* Source records *
· · · · ·
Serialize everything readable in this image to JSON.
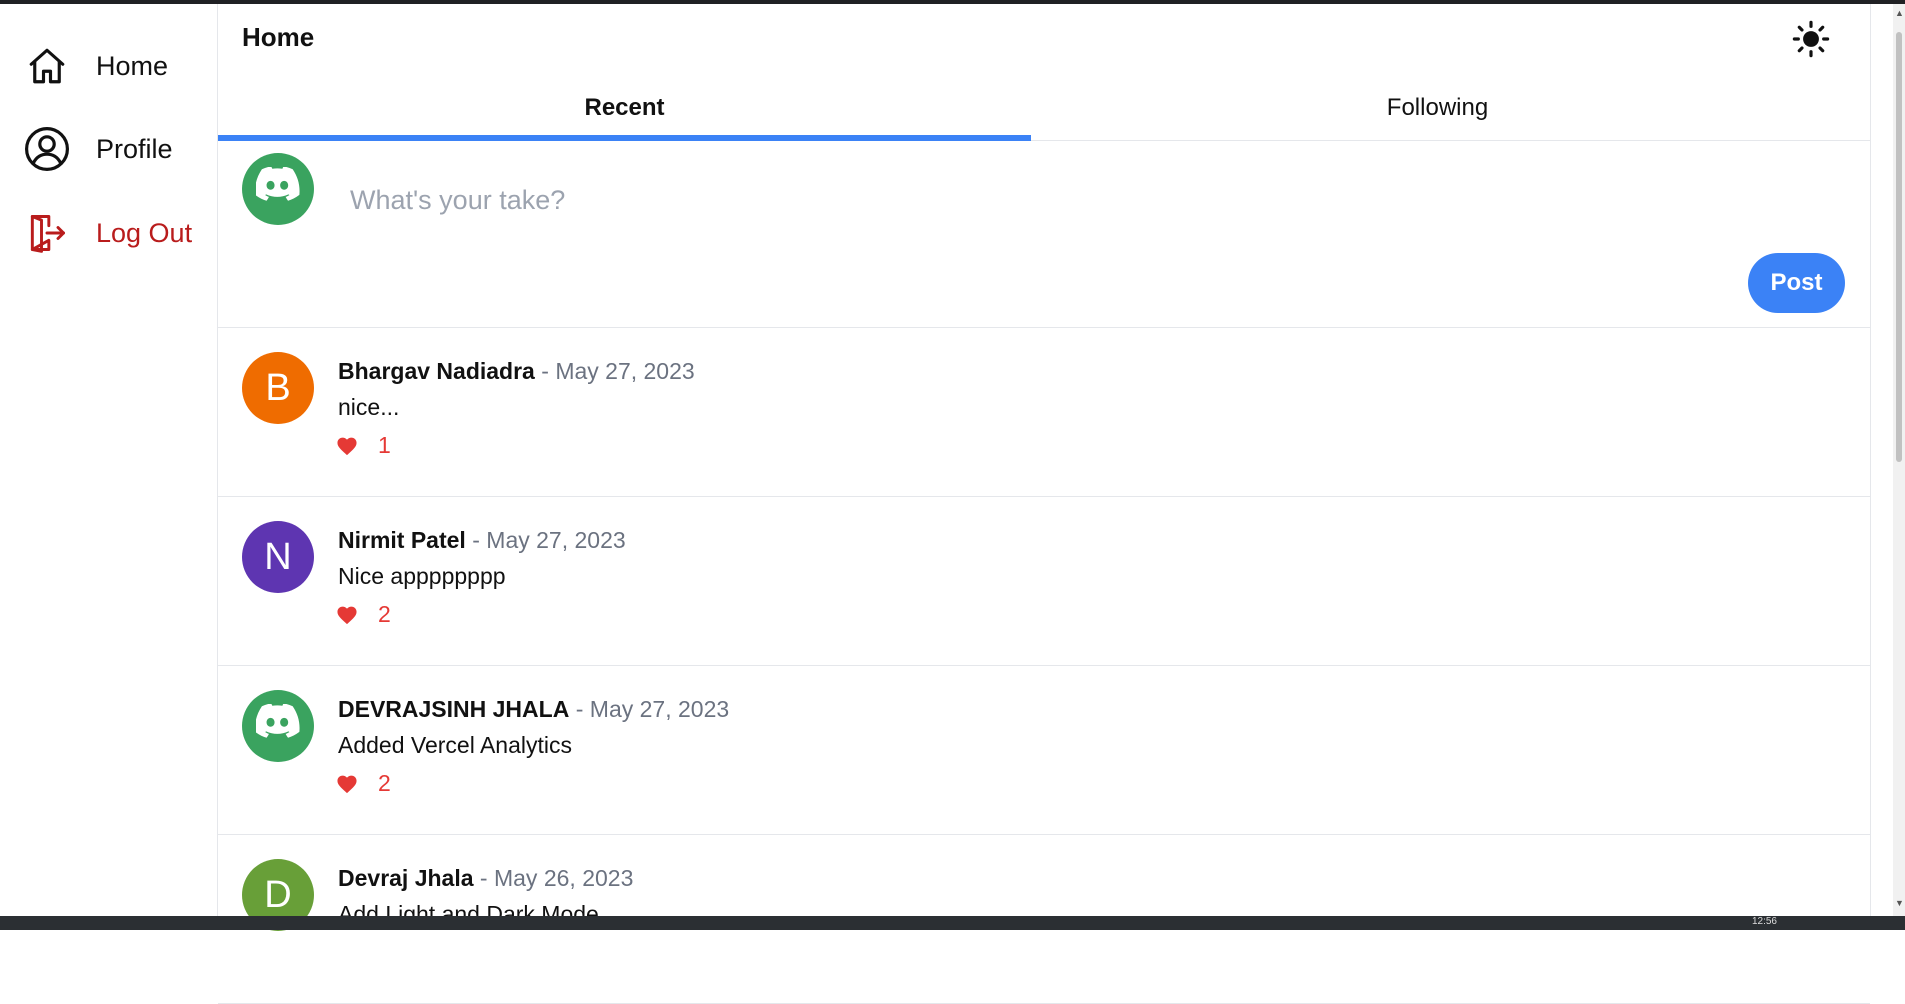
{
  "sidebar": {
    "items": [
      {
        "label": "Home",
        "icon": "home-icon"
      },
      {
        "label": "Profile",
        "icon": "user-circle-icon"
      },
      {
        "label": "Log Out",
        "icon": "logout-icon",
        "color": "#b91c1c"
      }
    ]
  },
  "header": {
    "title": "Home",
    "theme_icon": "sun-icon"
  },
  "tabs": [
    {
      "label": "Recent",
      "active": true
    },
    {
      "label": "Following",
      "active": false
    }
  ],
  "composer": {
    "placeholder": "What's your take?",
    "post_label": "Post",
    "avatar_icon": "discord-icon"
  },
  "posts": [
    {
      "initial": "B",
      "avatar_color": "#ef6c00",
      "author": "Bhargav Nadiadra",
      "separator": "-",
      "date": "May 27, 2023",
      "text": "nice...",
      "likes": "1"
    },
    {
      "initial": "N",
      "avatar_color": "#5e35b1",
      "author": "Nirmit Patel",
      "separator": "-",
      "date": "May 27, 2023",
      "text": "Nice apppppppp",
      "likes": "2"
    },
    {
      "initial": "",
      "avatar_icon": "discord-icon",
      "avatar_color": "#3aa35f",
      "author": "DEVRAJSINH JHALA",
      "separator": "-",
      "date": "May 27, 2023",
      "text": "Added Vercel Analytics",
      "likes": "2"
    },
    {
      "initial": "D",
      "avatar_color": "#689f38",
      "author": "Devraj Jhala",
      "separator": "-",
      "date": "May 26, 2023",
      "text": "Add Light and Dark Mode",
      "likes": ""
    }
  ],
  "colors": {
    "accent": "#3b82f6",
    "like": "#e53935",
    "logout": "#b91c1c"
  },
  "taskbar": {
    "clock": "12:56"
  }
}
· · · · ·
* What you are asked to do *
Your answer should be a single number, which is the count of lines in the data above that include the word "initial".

* Result *
4